=== Section Start ===

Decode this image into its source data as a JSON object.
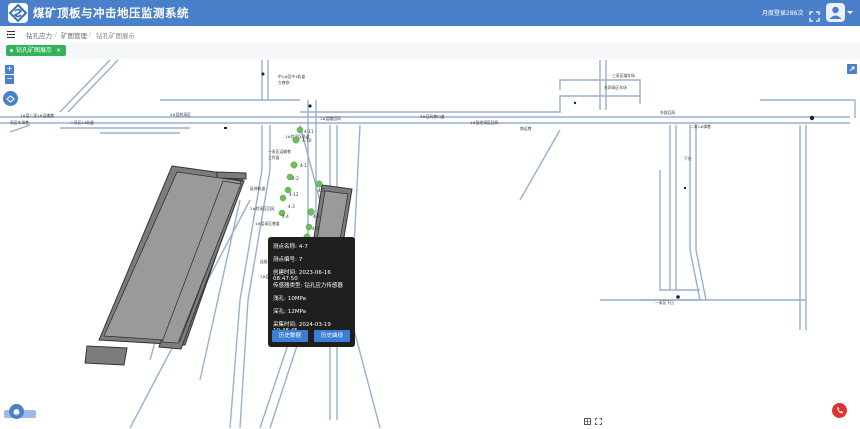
{
  "header": {
    "app_title": "煤矿顶板与冲击地压监测系统",
    "login_count": "月度登录286次",
    "colors": {
      "header_bg": "#4a7fc9",
      "tag_green": "#34b15b",
      "alarm_red": "#e0322e"
    }
  },
  "breadcrumb": [
    "钻孔应力",
    "矿图管理",
    "钻孔矿图展示"
  ],
  "tab": {
    "label": "钻孔矿图展示"
  },
  "map": {
    "labels": [
      "中1#层中1轨道",
      "大巷修",
      "东四采区车场",
      "三采区煤车场",
      "1#层二采1#运输巷",
      "采区车场巷",
      "二采区14轨道",
      "4#层前采区",
      "1#层路回风",
      "3#回风巷口道",
      "1#层综采区回风",
      "南运巷",
      "1#综采区轨道",
      "延伸轨道",
      "东部回风",
      "二采1#煤巷",
      "下仓",
      "一采区下山",
      "一采区运输巷",
      "工作面",
      "2#综采区回风",
      "1#层采区巷道",
      "连接巷",
      "东部运输巷",
      "1#层运输巷"
    ],
    "points": [
      "4-1",
      "4-2",
      "4-3",
      "4-4",
      "4-5",
      "4-6",
      "4-7",
      "4-8",
      "4-10",
      "4-11",
      "4-12"
    ]
  },
  "popup": {
    "rows": [
      {
        "label": "测点名称:",
        "value": "4-7"
      },
      {
        "label": "测点编号:",
        "value": "7"
      },
      {
        "label": "创建时间:",
        "value": "2023-06-16 08:47:50"
      },
      {
        "label": "传感器类型:",
        "value": "钻孔应力传感器"
      },
      {
        "label": "浅孔:",
        "value": "10MPa"
      },
      {
        "label": "深孔:",
        "value": "12MPa"
      },
      {
        "label": "采集时间:",
        "value": "2024-03-19 10:48:45"
      }
    ],
    "btn_history_data": "历史数据",
    "btn_history_curve": "历史曲线"
  }
}
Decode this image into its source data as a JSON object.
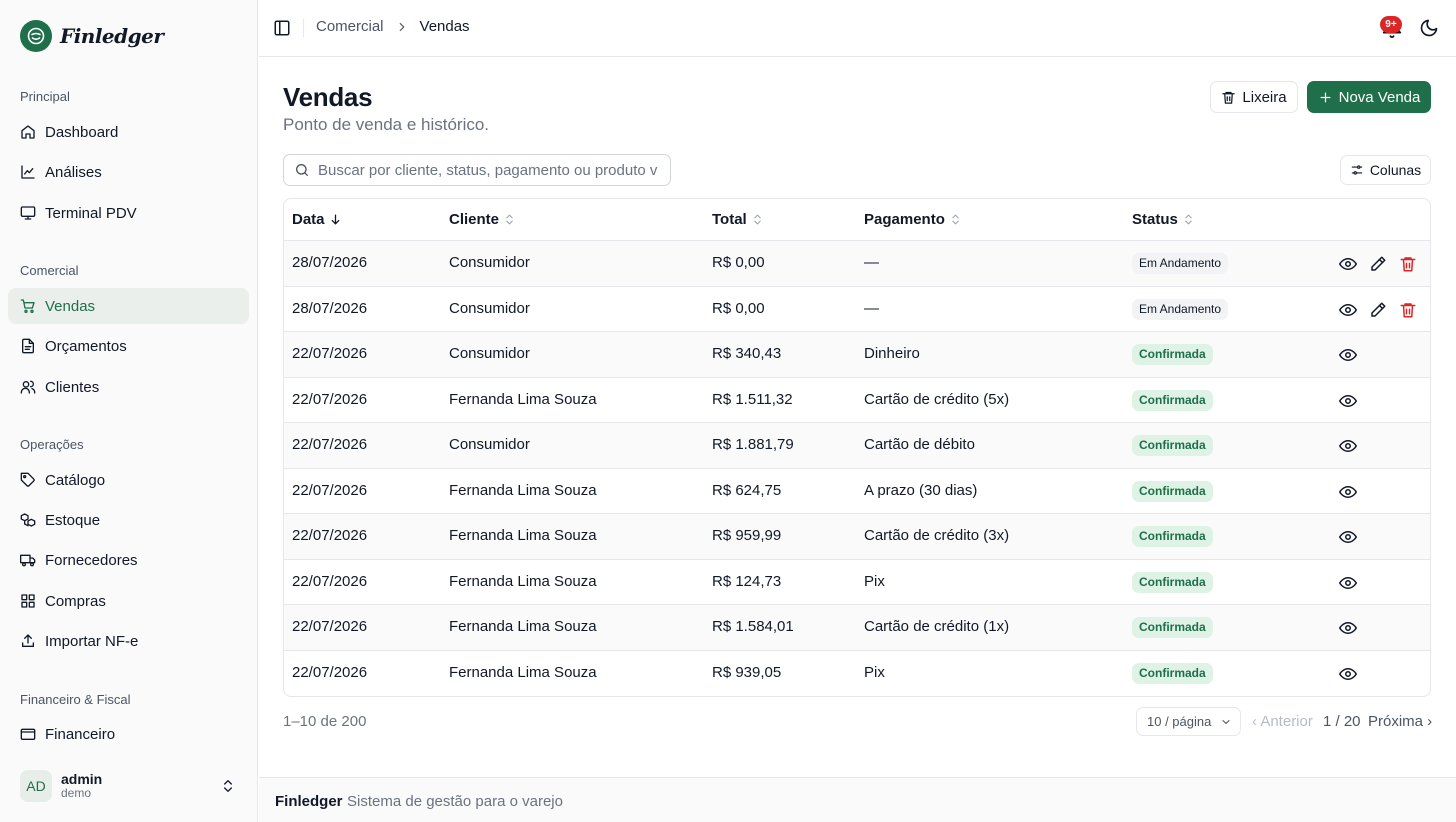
{
  "app": {
    "name": "Finledger"
  },
  "colors": {
    "accent": "#1f6f4a",
    "danger": "#dc2626",
    "active_bg": "#eaefec"
  },
  "sidebar": {
    "groups": [
      {
        "label": "Principal",
        "items": [
          {
            "label": "Dashboard",
            "icon": "home-icon"
          },
          {
            "label": "Análises",
            "icon": "chart-line-icon"
          },
          {
            "label": "Terminal PDV",
            "icon": "monitor-icon"
          }
        ]
      },
      {
        "label": "Comercial",
        "items": [
          {
            "label": "Vendas",
            "icon": "cart-icon",
            "active": true
          },
          {
            "label": "Orçamentos",
            "icon": "document-icon"
          },
          {
            "label": "Clientes",
            "icon": "users-icon"
          }
        ]
      },
      {
        "label": "Operações",
        "items": [
          {
            "label": "Catálogo",
            "icon": "tag-icon"
          },
          {
            "label": "Estoque",
            "icon": "boxes-icon"
          },
          {
            "label": "Fornecedores",
            "icon": "truck-icon"
          },
          {
            "label": "Compras",
            "icon": "grid-icon"
          },
          {
            "label": "Importar NF-e",
            "icon": "upload-icon"
          }
        ]
      },
      {
        "label": "Financeiro & Fiscal",
        "items": [
          {
            "label": "Financeiro",
            "icon": "wallet-icon"
          }
        ]
      }
    ],
    "user": {
      "initials": "AD",
      "name": "admin",
      "role": "demo"
    }
  },
  "topbar": {
    "breadcrumb": [
      "Comercial",
      "Vendas"
    ],
    "notifications_badge": "9+"
  },
  "page": {
    "title": "Vendas",
    "subtitle": "Ponto de venda e histórico.",
    "trash_label": "Lixeira",
    "new_label": "Nova Venda",
    "search_placeholder": "Buscar por cliente, status, pagamento ou produto vendido",
    "columns_label": "Colunas"
  },
  "table": {
    "headers": [
      "Data",
      "Cliente",
      "Total",
      "Pagamento",
      "Status"
    ],
    "rows": [
      {
        "date": "28/07/2026",
        "client": "Consumidor",
        "total": "R$ 0,00",
        "payment": "—",
        "status": "Em Andamento",
        "editable": true
      },
      {
        "date": "28/07/2026",
        "client": "Consumidor",
        "total": "R$ 0,00",
        "payment": "—",
        "status": "Em Andamento",
        "editable": true
      },
      {
        "date": "22/07/2026",
        "client": "Consumidor",
        "total": "R$ 340,43",
        "payment": "Dinheiro",
        "status": "Confirmada",
        "editable": false
      },
      {
        "date": "22/07/2026",
        "client": "Fernanda Lima Souza",
        "total": "R$ 1.511,32",
        "payment": "Cartão de crédito (5x)",
        "status": "Confirmada",
        "editable": false
      },
      {
        "date": "22/07/2026",
        "client": "Consumidor",
        "total": "R$ 1.881,79",
        "payment": "Cartão de débito",
        "status": "Confirmada",
        "editable": false
      },
      {
        "date": "22/07/2026",
        "client": "Fernanda Lima Souza",
        "total": "R$ 624,75",
        "payment": "A prazo (30 dias)",
        "status": "Confirmada",
        "editable": false
      },
      {
        "date": "22/07/2026",
        "client": "Fernanda Lima Souza",
        "total": "R$ 959,99",
        "payment": "Cartão de crédito (3x)",
        "status": "Confirmada",
        "editable": false
      },
      {
        "date": "22/07/2026",
        "client": "Fernanda Lima Souza",
        "total": "R$ 124,73",
        "payment": "Pix",
        "status": "Confirmada",
        "editable": false
      },
      {
        "date": "22/07/2026",
        "client": "Fernanda Lima Souza",
        "total": "R$ 1.584,01",
        "payment": "Cartão de crédito (1x)",
        "status": "Confirmada",
        "editable": false
      },
      {
        "date": "22/07/2026",
        "client": "Fernanda Lima Souza",
        "total": "R$ 939,05",
        "payment": "Pix",
        "status": "Confirmada",
        "editable": false
      }
    ]
  },
  "pagination": {
    "info": "1–10 de 200",
    "per_page": "10 / página",
    "prev": "‹ Anterior",
    "page": "1 / 20",
    "next": "Próxima ›"
  },
  "footer": {
    "brand": "Finledger",
    "text": "Sistema de gestão para o varejo"
  }
}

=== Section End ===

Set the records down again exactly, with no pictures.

RESPONSE FOR THIS EXERCISE>
Decode this image into its source data as a JSON object.
{
  "header": {
    "app_title": "煤矿顶板与冲击地压监测系统",
    "login_count": "月度登录286次",
    "colors": {
      "header_bg": "#4a7fc9",
      "tag_green": "#34b15b",
      "alarm_red": "#e0322e"
    }
  },
  "breadcrumb": [
    "钻孔应力",
    "矿图管理",
    "钻孔矿图展示"
  ],
  "tab": {
    "label": "钻孔矿图展示"
  },
  "map": {
    "labels": [
      "中1#层中1轨道",
      "大巷修",
      "东四采区车场",
      "三采区煤车场",
      "1#层二采1#运输巷",
      "采区车场巷",
      "二采区14轨道",
      "4#层前采区",
      "1#层路回风",
      "3#回风巷口道",
      "1#层综采区回风",
      "南运巷",
      "1#综采区轨道",
      "延伸轨道",
      "东部回风",
      "二采1#煤巷",
      "下仓",
      "一采区下山",
      "一采区运输巷",
      "工作面",
      "2#综采区回风",
      "1#层采区巷道",
      "连接巷",
      "东部运输巷",
      "1#层运输巷"
    ],
    "points": [
      "4-1",
      "4-2",
      "4-3",
      "4-4",
      "4-5",
      "4-6",
      "4-7",
      "4-8",
      "4-10",
      "4-11",
      "4-12"
    ]
  },
  "popup": {
    "rows": [
      {
        "label": "测点名称:",
        "value": "4-7"
      },
      {
        "label": "测点编号:",
        "value": "7"
      },
      {
        "label": "创建时间:",
        "value": "2023-06-16 08:47:50"
      },
      {
        "label": "传感器类型:",
        "value": "钻孔应力传感器"
      },
      {
        "label": "浅孔:",
        "value": "10MPa"
      },
      {
        "label": "深孔:",
        "value": "12MPa"
      },
      {
        "label": "采集时间:",
        "value": "2024-03-19 10:48:45"
      }
    ],
    "btn_history_data": "历史数据",
    "btn_history_curve": "历史曲线"
  }
}
Decode this image into its source data as a JSON object.
{
  "app": {
    "name": "Finledger"
  },
  "colors": {
    "accent": "#1f6f4a",
    "danger": "#dc2626",
    "active_bg": "#eaefec"
  },
  "sidebar": {
    "groups": [
      {
        "label": "Principal",
        "items": [
          {
            "label": "Dashboard",
            "icon": "home-icon"
          },
          {
            "label": "Análises",
            "icon": "chart-line-icon"
          },
          {
            "label": "Terminal PDV",
            "icon": "monitor-icon"
          }
        ]
      },
      {
        "label": "Comercial",
        "items": [
          {
            "label": "Vendas",
            "icon": "cart-icon",
            "active": true
          },
          {
            "label": "Orçamentos",
            "icon": "document-icon"
          },
          {
            "label": "Clientes",
            "icon": "users-icon"
          }
        ]
      },
      {
        "label": "Operações",
        "items": [
          {
            "label": "Catálogo",
            "icon": "tag-icon"
          },
          {
            "label": "Estoque",
            "icon": "boxes-icon"
          },
          {
            "label": "Fornecedores",
            "icon": "truck-icon"
          },
          {
            "label": "Compras",
            "icon": "grid-icon"
          },
          {
            "label": "Importar NF-e",
            "icon": "upload-icon"
          }
        ]
      },
      {
        "label": "Financeiro & Fiscal",
        "items": [
          {
            "label": "Financeiro",
            "icon": "wallet-icon"
          }
        ]
      }
    ],
    "user": {
      "initials": "AD",
      "name": "admin",
      "role": "demo"
    }
  },
  "topbar": {
    "breadcrumb": [
      "Comercial",
      "Vendas"
    ],
    "notifications_badge": "9+"
  },
  "page": {
    "title": "Vendas",
    "subtitle": "Ponto de venda e histórico.",
    "trash_label": "Lixeira",
    "new_label": "Nova Venda",
    "search_placeholder": "Buscar por cliente, status, pagamento ou produto vendido",
    "columns_label": "Colunas"
  },
  "table": {
    "headers": [
      "Data",
      "Cliente",
      "Total",
      "Pagamento",
      "Status"
    ],
    "rows": [
      {
        "date": "28/07/2026",
        "client": "Consumidor",
        "total": "R$ 0,00",
        "payment": "—",
        "status": "Em Andamento",
        "editable": true
      },
      {
        "date": "28/07/2026",
        "client": "Consumidor",
        "total": "R$ 0,00",
        "payment": "—",
        "status": "Em Andamento",
        "editable": true
      },
      {
        "date": "22/07/2026",
        "client": "Consumidor",
        "total": "R$ 340,43",
        "payment": "Dinheiro",
        "status": "Confirmada",
        "editable": false
      },
      {
        "date": "22/07/2026",
        "client": "Fernanda Lima Souza",
        "total": "R$ 1.511,32",
        "payment": "Cartão de crédito (5x)",
        "status": "Confirmada",
        "editable": false
      },
      {
        "date": "22/07/2026",
        "client": "Consumidor",
        "total": "R$ 1.881,79",
        "payment": "Cartão de débito",
        "status": "Confirmada",
        "editable": false
      },
      {
        "date": "22/07/2026",
        "client": "Fernanda Lima Souza",
        "total": "R$ 624,75",
        "payment": "A prazo (30 dias)",
        "status": "Confirmada",
        "editable": false
      },
      {
        "date": "22/07/2026",
        "client": "Fernanda Lima Souza",
        "total": "R$ 959,99",
        "payment": "Cartão de crédito (3x)",
        "status": "Confirmada",
        "editable": false
      },
      {
        "date": "22/07/2026",
        "client": "Fernanda Lima Souza",
        "total": "R$ 124,73",
        "payment": "Pix",
        "status": "Confirmada",
        "editable": false
      },
      {
        "date": "22/07/2026",
        "client": "Fernanda Lima Souza",
        "total": "R$ 1.584,01",
        "payment": "Cartão de crédito (1x)",
        "status": "Confirmada",
        "editable": false
      },
      {
        "date": "22/07/2026",
        "client": "Fernanda Lima Souza",
        "total": "R$ 939,05",
        "payment": "Pix",
        "status": "Confirmada",
        "editable": false
      }
    ]
  },
  "pagination": {
    "info": "1–10 de 200",
    "per_page": "10 / página",
    "prev": "‹ Anterior",
    "page": "1 / 20",
    "next": "Próxima ›"
  },
  "footer": {
    "brand": "Finledger",
    "text": "Sistema de gestão para o varejo"
  }
}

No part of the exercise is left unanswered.